And Justice Kavanaugh followed up as well:

JUSTICE KAVANAUGH: Just to follow up on Justice Kagan's question because I think that's important, and Justice Alito's as well, on—on the Indian canon, I just want to isolate what kind of canon it is, because it seems like our substantive canons fall into two buckets. One bucket are in ambiguity-dependent canons; if a statute's ambiguous, do this. Another bucket of canons are plain statement canons for mens rea, extraterritoriality –

MR. YANG: Right.

JUSTICE KAVANAUGH: — and the like. The former category, the ambiguity-dependent, like Auer deference, Rule of Lenity, and I want to confirm that you think the Indian canon is an ambiguity-dependent canon as it's been traditionally applied.

MR. YANG: I think that's generally true, but there's something else going on here too, which is the—the principle that Bryan recognized. In the specific context when you're talking about the application of—of state regulatory authority in—on Indian lands, you know, you need to be more cautious. Now, admittedly, this is a federal statute that implied—that applies federal law, but I think some of the caution that Bryan reflects, I think, should—should guide the Court.
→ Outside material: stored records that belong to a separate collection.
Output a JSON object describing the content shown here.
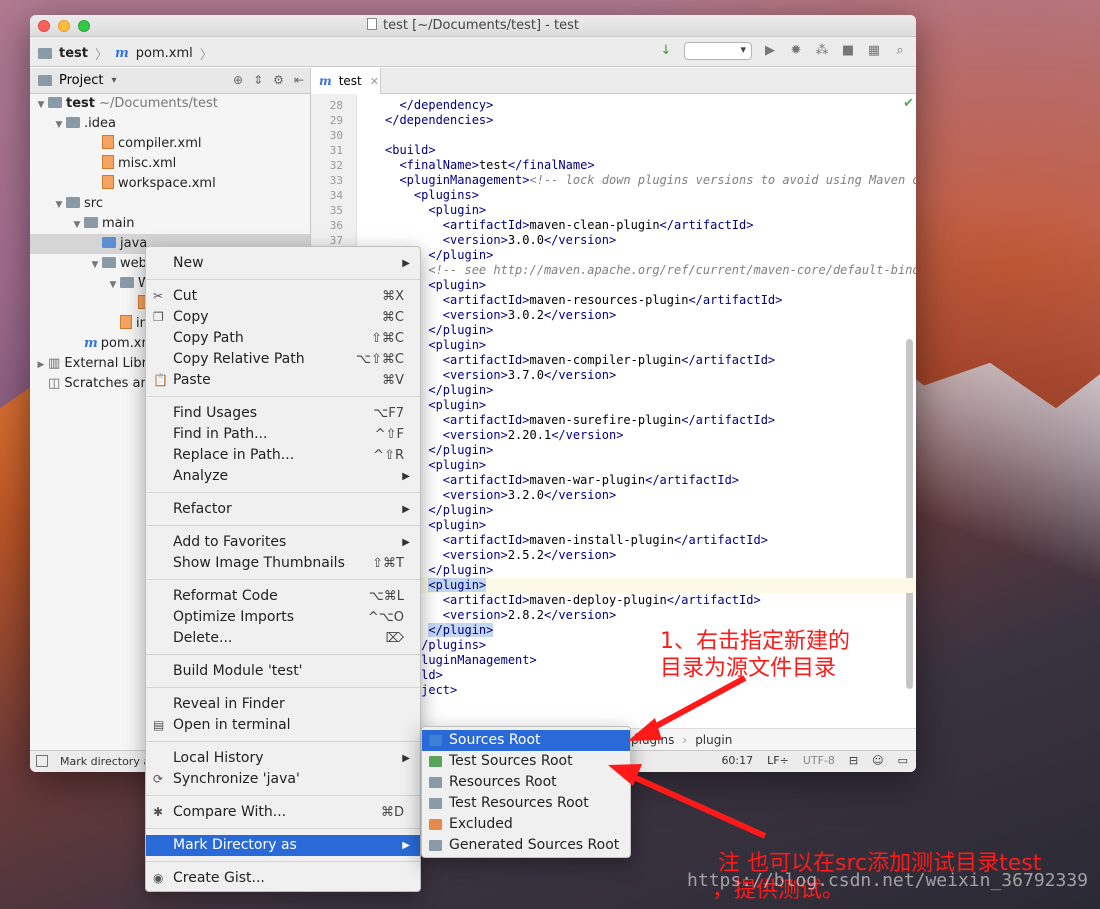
{
  "window": {
    "title": "test [~/Documents/test] - test"
  },
  "navbar": {
    "crumb_project": "test",
    "crumb_file": "pom.xml"
  },
  "project_panel": {
    "title": "Project",
    "tree": [
      {
        "label": "test",
        "suffix": "~/Documents/test",
        "indent": 0,
        "arrow": "▼",
        "icon": "folder"
      },
      {
        "label": ".idea",
        "indent": 1,
        "arrow": "▼",
        "icon": "folder"
      },
      {
        "label": "compiler.xml",
        "indent": 3,
        "arrow": "",
        "icon": "xml"
      },
      {
        "label": "misc.xml",
        "indent": 3,
        "arrow": "",
        "icon": "xml"
      },
      {
        "label": "workspace.xml",
        "indent": 3,
        "arrow": "",
        "icon": "xml"
      },
      {
        "label": "src",
        "indent": 1,
        "arrow": "▼",
        "icon": "folder"
      },
      {
        "label": "main",
        "indent": 2,
        "arrow": "▼",
        "icon": "folder"
      },
      {
        "label": "java",
        "indent": 3,
        "arrow": "",
        "icon": "folder",
        "selected": true
      },
      {
        "label": "web",
        "indent": 3,
        "arrow": "▼",
        "icon": "folder"
      },
      {
        "label": "W",
        "indent": 4,
        "arrow": "▼",
        "icon": "folder"
      },
      {
        "label": "",
        "indent": 5,
        "arrow": "",
        "icon": "xml"
      },
      {
        "label": "in",
        "indent": 4,
        "arrow": "",
        "icon": "xml"
      },
      {
        "label": "pom.xml",
        "indent": 2,
        "arrow": "",
        "icon": "m"
      },
      {
        "label": "External Libra",
        "indent": 0,
        "arrow": "▶",
        "icon": "lib"
      },
      {
        "label": "Scratches an",
        "indent": 0,
        "arrow": "",
        "icon": "scratch"
      }
    ]
  },
  "editor": {
    "tab_label": "test",
    "breadcrumb": [
      "plugins",
      "plugin"
    ],
    "lines": [
      {
        "n": "28",
        "indent": "  ",
        "parts": [
          [
            "tag",
            "</dependency>"
          ]
        ]
      },
      {
        "n": "29",
        "indent": "",
        "parts": [
          [
            "tag",
            "</dependencies>"
          ]
        ]
      },
      {
        "n": "30",
        "indent": "",
        "parts": []
      },
      {
        "n": "31",
        "indent": "",
        "parts": [
          [
            "tag",
            "<build>"
          ]
        ]
      },
      {
        "n": "32",
        "indent": "  ",
        "parts": [
          [
            "tag",
            "<finalName>"
          ],
          [
            "txt",
            "test"
          ],
          [
            "tag",
            "</finalName>"
          ]
        ]
      },
      {
        "n": "33",
        "indent": "  ",
        "parts": [
          [
            "tag",
            "<pluginManagement>"
          ],
          [
            "comment",
            "<!-- lock down plugins versions to avoid using Maven def"
          ]
        ]
      },
      {
        "n": "34",
        "indent": "    ",
        "parts": [
          [
            "tag",
            "<plugins>"
          ]
        ]
      },
      {
        "n": "35",
        "indent": "      ",
        "parts": [
          [
            "tag",
            "<plugin>"
          ]
        ]
      },
      {
        "n": "36",
        "indent": "        ",
        "parts": [
          [
            "tag",
            "<artifactId>"
          ],
          [
            "txt",
            "maven-clean-plugin"
          ],
          [
            "tag",
            "</artifactId>"
          ]
        ]
      },
      {
        "n": "37",
        "indent": "        ",
        "parts": [
          [
            "tag",
            "<version>"
          ],
          [
            "txt",
            "3.0.0"
          ],
          [
            "tag",
            "</version>"
          ]
        ]
      },
      {
        "n": "",
        "indent": "      ",
        "parts": [
          [
            "tag",
            "</plugin>"
          ]
        ]
      },
      {
        "n": "",
        "indent": "      ",
        "parts": [
          [
            "comment",
            "<!-- see http://maven.apache.org/ref/current/maven-core/default-bindin"
          ]
        ]
      },
      {
        "n": "",
        "indent": "      ",
        "parts": [
          [
            "tag",
            "<plugin>"
          ]
        ]
      },
      {
        "n": "",
        "indent": "        ",
        "parts": [
          [
            "tag",
            "<artifactId>"
          ],
          [
            "txt",
            "maven-resources-plugin"
          ],
          [
            "tag",
            "</artifactId>"
          ]
        ]
      },
      {
        "n": "",
        "indent": "        ",
        "parts": [
          [
            "tag",
            "<version>"
          ],
          [
            "txt",
            "3.0.2"
          ],
          [
            "tag",
            "</version>"
          ]
        ]
      },
      {
        "n": "",
        "indent": "      ",
        "parts": [
          [
            "tag",
            "</plugin>"
          ]
        ]
      },
      {
        "n": "",
        "indent": "      ",
        "parts": [
          [
            "tag",
            "<plugin>"
          ]
        ]
      },
      {
        "n": "",
        "indent": "        ",
        "parts": [
          [
            "tag",
            "<artifactId>"
          ],
          [
            "txt",
            "maven-compiler-plugin"
          ],
          [
            "tag",
            "</artifactId>"
          ]
        ]
      },
      {
        "n": "",
        "indent": "        ",
        "parts": [
          [
            "tag",
            "<version>"
          ],
          [
            "txt",
            "3.7.0"
          ],
          [
            "tag",
            "</version>"
          ]
        ]
      },
      {
        "n": "",
        "indent": "      ",
        "parts": [
          [
            "tag",
            "</plugin>"
          ]
        ]
      },
      {
        "n": "",
        "indent": "      ",
        "parts": [
          [
            "tag",
            "<plugin>"
          ]
        ]
      },
      {
        "n": "",
        "indent": "        ",
        "parts": [
          [
            "tag",
            "<artifactId>"
          ],
          [
            "txt",
            "maven-surefire-plugin"
          ],
          [
            "tag",
            "</artifactId>"
          ]
        ]
      },
      {
        "n": "",
        "indent": "        ",
        "parts": [
          [
            "tag",
            "<version>"
          ],
          [
            "txt",
            "2.20.1"
          ],
          [
            "tag",
            "</version>"
          ]
        ]
      },
      {
        "n": "",
        "indent": "      ",
        "parts": [
          [
            "tag",
            "</plugin>"
          ]
        ]
      },
      {
        "n": "",
        "indent": "      ",
        "parts": [
          [
            "tag",
            "<plugin>"
          ]
        ]
      },
      {
        "n": "",
        "indent": "        ",
        "parts": [
          [
            "tag",
            "<artifactId>"
          ],
          [
            "txt",
            "maven-war-plugin"
          ],
          [
            "tag",
            "</artifactId>"
          ]
        ]
      },
      {
        "n": "",
        "indent": "        ",
        "parts": [
          [
            "tag",
            "<version>"
          ],
          [
            "txt",
            "3.2.0"
          ],
          [
            "tag",
            "</version>"
          ]
        ]
      },
      {
        "n": "",
        "indent": "      ",
        "parts": [
          [
            "tag",
            "</plugin>"
          ]
        ]
      },
      {
        "n": "",
        "indent": "      ",
        "parts": [
          [
            "tag",
            "<plugin>"
          ]
        ]
      },
      {
        "n": "",
        "indent": "        ",
        "parts": [
          [
            "tag",
            "<artifactId>"
          ],
          [
            "txt",
            "maven-install-plugin"
          ],
          [
            "tag",
            "</artifactId>"
          ]
        ]
      },
      {
        "n": "",
        "indent": "        ",
        "parts": [
          [
            "tag",
            "<version>"
          ],
          [
            "txt",
            "2.5.2"
          ],
          [
            "tag",
            "</version>"
          ]
        ]
      },
      {
        "n": "",
        "indent": "      ",
        "parts": [
          [
            "tag",
            "</plugin>"
          ]
        ]
      },
      {
        "n": "",
        "indent": "      ",
        "parts": [
          [
            "tagsel",
            "<plugin>"
          ]
        ],
        "hl": true
      },
      {
        "n": "",
        "indent": "        ",
        "parts": [
          [
            "tag",
            "<artifactId>"
          ],
          [
            "txt",
            "maven-deploy-plugin"
          ],
          [
            "tag",
            "</artifactId>"
          ]
        ]
      },
      {
        "n": "",
        "indent": "        ",
        "parts": [
          [
            "tag",
            "<version>"
          ],
          [
            "txt",
            "2.8.2"
          ],
          [
            "tag",
            "</version>"
          ]
        ]
      },
      {
        "n": "",
        "indent": "      ",
        "parts": [
          [
            "tagsel",
            "</plugin>"
          ]
        ]
      },
      {
        "n": "",
        "indent": "    ",
        "parts": [
          [
            "tag",
            "</plugins>"
          ]
        ]
      },
      {
        "n": "",
        "indent": "  ",
        "parts": [
          [
            "tag",
            "</pluginManagement>"
          ]
        ]
      },
      {
        "n": "",
        "indent": "",
        "parts": [
          [
            "tag",
            "</build>"
          ]
        ]
      },
      {
        "n": "",
        "indent": "",
        "parts": [
          [
            "tag",
            "</project>"
          ]
        ]
      }
    ]
  },
  "status": {
    "message": "Mark directory as",
    "position": "60:17",
    "line_sep": "LF÷",
    "encoding": "UTF-8"
  },
  "context_menu": {
    "items": [
      {
        "label": "New",
        "sub": true
      },
      {
        "sep": true
      },
      {
        "label": "Cut",
        "shortcut": "⌘X",
        "icon": "✂"
      },
      {
        "label": "Copy",
        "shortcut": "⌘C",
        "icon": "❐"
      },
      {
        "label": "Copy Path",
        "shortcut": "⇧⌘C"
      },
      {
        "label": "Copy Relative Path",
        "shortcut": "⌥⇧⌘C"
      },
      {
        "label": "Paste",
        "shortcut": "⌘V",
        "icon": "📋"
      },
      {
        "sep": true
      },
      {
        "label": "Find Usages",
        "shortcut": "⌥F7"
      },
      {
        "label": "Find in Path...",
        "shortcut": "^⇧F"
      },
      {
        "label": "Replace in Path...",
        "shortcut": "^⇧R"
      },
      {
        "label": "Analyze",
        "sub": true
      },
      {
        "sep": true
      },
      {
        "label": "Refactor",
        "sub": true
      },
      {
        "sep": true
      },
      {
        "label": "Add to Favorites",
        "sub": true
      },
      {
        "label": "Show Image Thumbnails",
        "shortcut": "⇧⌘T"
      },
      {
        "sep": true
      },
      {
        "label": "Reformat Code",
        "shortcut": "⌥⌘L"
      },
      {
        "label": "Optimize Imports",
        "shortcut": "^⌥O"
      },
      {
        "label": "Delete...",
        "shortcut": "⌦"
      },
      {
        "sep": true
      },
      {
        "label": "Build Module 'test'"
      },
      {
        "sep": true
      },
      {
        "label": "Reveal in Finder"
      },
      {
        "label": "Open in terminal",
        "icon": "▤"
      },
      {
        "sep": true
      },
      {
        "label": "Local History",
        "sub": true
      },
      {
        "label": "Synchronize 'java'",
        "icon": "⟳"
      },
      {
        "sep": true
      },
      {
        "label": "Compare With...",
        "shortcut": "⌘D",
        "icon": "✱"
      },
      {
        "sep": true
      },
      {
        "label": "Mark Directory as",
        "sub": true,
        "active": true
      },
      {
        "sep": true
      },
      {
        "label": "Create Gist...",
        "icon": "◉"
      }
    ]
  },
  "submenu": {
    "items": [
      {
        "label": "Sources Root",
        "color": "#3b7fd6",
        "active": true
      },
      {
        "label": "Test Sources Root",
        "color": "#5aa35a"
      },
      {
        "label": "Resources Root",
        "color": "#8a9aa6"
      },
      {
        "label": "Test Resources Root",
        "color": "#8a9aa6"
      },
      {
        "label": "Excluded",
        "color": "#e58a4c"
      },
      {
        "label": "Generated Sources Root",
        "color": "#8a9aa6"
      }
    ]
  },
  "annotations": {
    "note1_line1": "1、右击指定新建的",
    "note1_line2": "目录为源文件目录",
    "note2_line1": "注 也可以在src添加测试目录test",
    "note2_line2": "，提供测试。",
    "watermark": "https://blog.csdn.net/weixin_36792339"
  },
  "colors": {
    "accent": "#2a6ad8",
    "annotation": "#ff1a1a"
  }
}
JUSTICE KAVANAUGH: So that suggests you need more of a clear statement, and those usually—those clear statement rules usually reflect some constitutional or quasi-constitutional value, due process, extraterritorial structure, the structure of the country. What would that reflect here, that principle you just described?

Justice Barrett later referred back to the government's answer here as the "sub-Indian canon canon." When she was Professor Barrett, by the way, she had perhaps the leading article criticizing substantive canons from a textualist point of view (Substantive Canons and Faithful Agency), a fact that I'm sure was not lost on Justice Kagan when she first made the point.
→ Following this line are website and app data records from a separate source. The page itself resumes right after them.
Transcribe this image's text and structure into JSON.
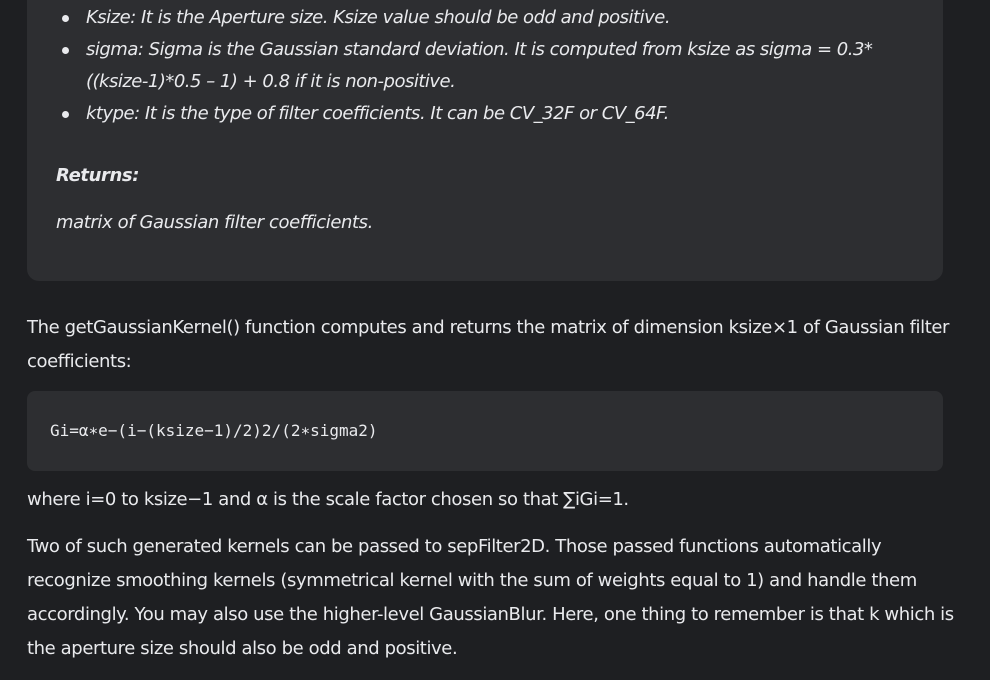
{
  "params": [
    {
      "text": "Ksize: It is the Aperture size. Ksize value should be odd and positive."
    },
    {
      "text": "sigma: Sigma is the Gaussian standard deviation. It is computed from ksize as sigma = 0.3*((ksize-1)*0.5 – 1) + 0.8 if it is non-positive."
    },
    {
      "text": "ktype: It is the type of filter coefficients. It can be CV_32F or CV_64F."
    }
  ],
  "returns": {
    "heading": "Returns:",
    "text": "matrix of Gaussian filter coefficients."
  },
  "intro": "The getGaussianKernel() function computes and returns the matrix of dimension ksize×1 of Gaussian filter coefficients:",
  "formula": "Gi=α∗e−(i−(ksize−1)/2)2/(2∗sigma2)",
  "where_text": "where i=0 to ksize−1 and α is the scale factor chosen so that ∑iGi=1.",
  "final_paragraph": "Two of such generated kernels can be passed to sepFilter2D. Those passed functions automatically recognize smoothing kernels (symmetrical kernel with the sum of weights equal to 1) and handle them accordingly. You may also use the higher-level GaussianBlur. Here, one thing to remember is that k which is the aperture size should also be odd and positive."
}
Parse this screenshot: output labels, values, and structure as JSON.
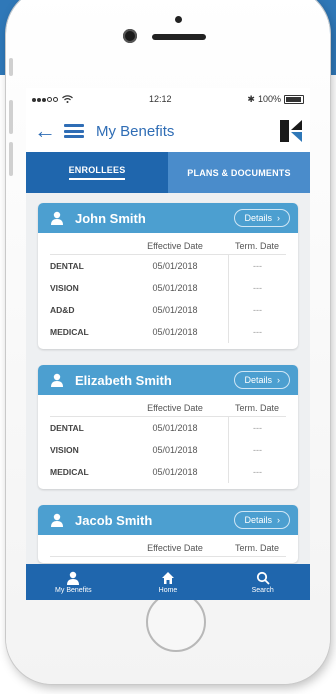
{
  "status_bar": {
    "time": "12:12",
    "battery": "100%",
    "bluetooth_icon": "bluetooth-icon",
    "wifi_icon": "wifi-icon"
  },
  "nav": {
    "title": "My Benefits",
    "back_icon": "back-arrow-icon",
    "menu_icon": "hamburger-menu-icon",
    "logo": "company-logo"
  },
  "tabs": [
    {
      "label": "ENROLLEES",
      "active": true
    },
    {
      "label": "PLANS & DOCUMENTS",
      "active": false
    }
  ],
  "table_headers": {
    "effective": "Effective Date",
    "term": "Term. Date"
  },
  "details_label": "Details",
  "enrollees": [
    {
      "name": "John Smith",
      "rows": [
        {
          "plan": "DENTAL",
          "effective": "05/01/2018",
          "term": "---"
        },
        {
          "plan": "VISION",
          "effective": "05/01/2018",
          "term": "---"
        },
        {
          "plan": "AD&D",
          "effective": "05/01/2018",
          "term": "---"
        },
        {
          "plan": "MEDICAL",
          "effective": "05/01/2018",
          "term": "---"
        }
      ]
    },
    {
      "name": "Elizabeth Smith",
      "rows": [
        {
          "plan": "DENTAL",
          "effective": "05/01/2018",
          "term": "---"
        },
        {
          "plan": "VISION",
          "effective": "05/01/2018",
          "term": "---"
        },
        {
          "plan": "MEDICAL",
          "effective": "05/01/2018",
          "term": "---"
        }
      ]
    },
    {
      "name": "Jacob Smith",
      "rows": []
    }
  ],
  "tab_bar": [
    {
      "label": "My Benefits",
      "icon": "person-icon"
    },
    {
      "label": "Home",
      "icon": "home-icon"
    },
    {
      "label": "Search",
      "icon": "search-icon"
    }
  ],
  "colors": {
    "primary": "#1f66ad",
    "card_header": "#4c9fd0",
    "tab_inactive": "#4a8ccb",
    "background_band": "#2f78b8"
  }
}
Now there's much to say about the "Indian canon" specifically and its origins, but the debate here is also of broader interest and relevance.

I share the view that one should be pretty careful and critical about the use of "substantive canons" in statutory interpretation. As Steve Sachs and I have argued elsewhere, such canons are valid if and only if they are established as law—which we would say means they "were rules of law at the Founding or have validly become law since, pursuant to rules of legal change that were themselves valid in this way." Many substantive canons might be hard to pedigree this way.
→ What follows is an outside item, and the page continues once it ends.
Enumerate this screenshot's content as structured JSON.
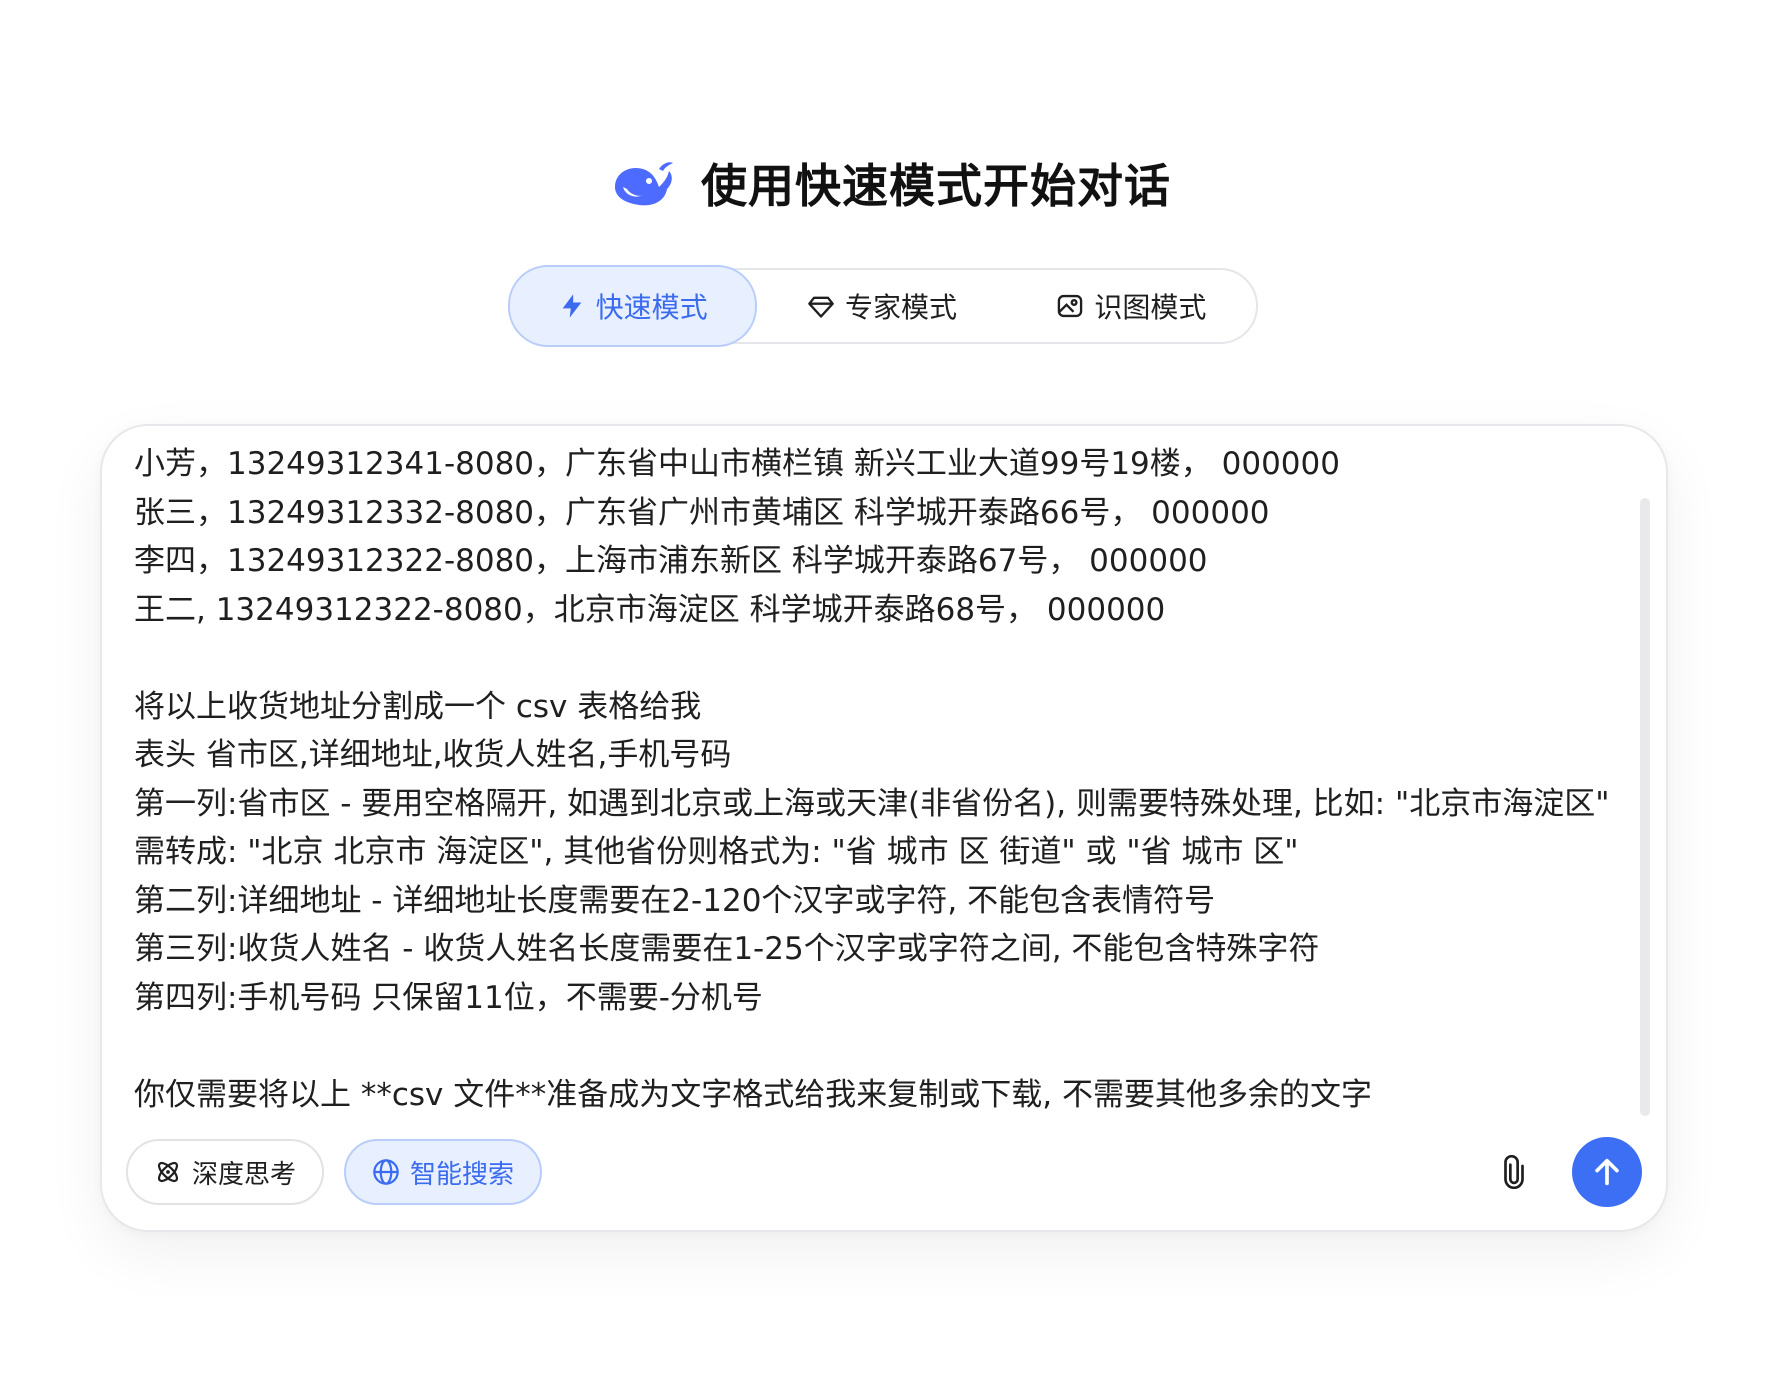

But it seems to me that Justice Kagan's reaction goes too far. Some substantive canons really might be derived from longstanding principles of general law, or fair inferences from other legal rules. The ensuing debate about extraterritoriality, or maybe sovereign immunity, are good examples, as is the famous example of the rule of lenity.

Part or what seems to be going on today is that there are a lot of putative substantive canons that are not directly rules of positive law, but that are derived from other canons. For instance, we might start with the legally established canon against implied repeals. We might extend that to a presumption against the implied repeal of federal sovereign immunity. We might extend that to a presumption against the implied repeal of the immunity of other sovereigns. We might extend that to a general presumption in favor of preserving the sovereignty of Indian tribes. And so on.

Or we might start with the legally established rule of priority that the Constitution is supreme over a statute. We might derive from that the substantive canon of constitutional avoidance. We might derive from that, plus a certain view about legislative and executive power, the "major questions" canon. We might derive from that a variation that's closer to a "major rules" canon. And so on.

The problem is that "and so on" can take us pretty far away from the first principles where we started, and there are a lot of unsupervised degrees of freedom in how one extrapolates from one substantive principle to another. If the Justices are concerned about this, I can think of several possible solutions:

  • One would be to permit legally-grounded substantive canons but to ban extrapolations.
  • Another would be to be more disciplined about extrapolations, something that would probably require a more disciplined approach to common-law reasoning generally.
  • A third is just to go Justice Kagan's way, and "toss them all out."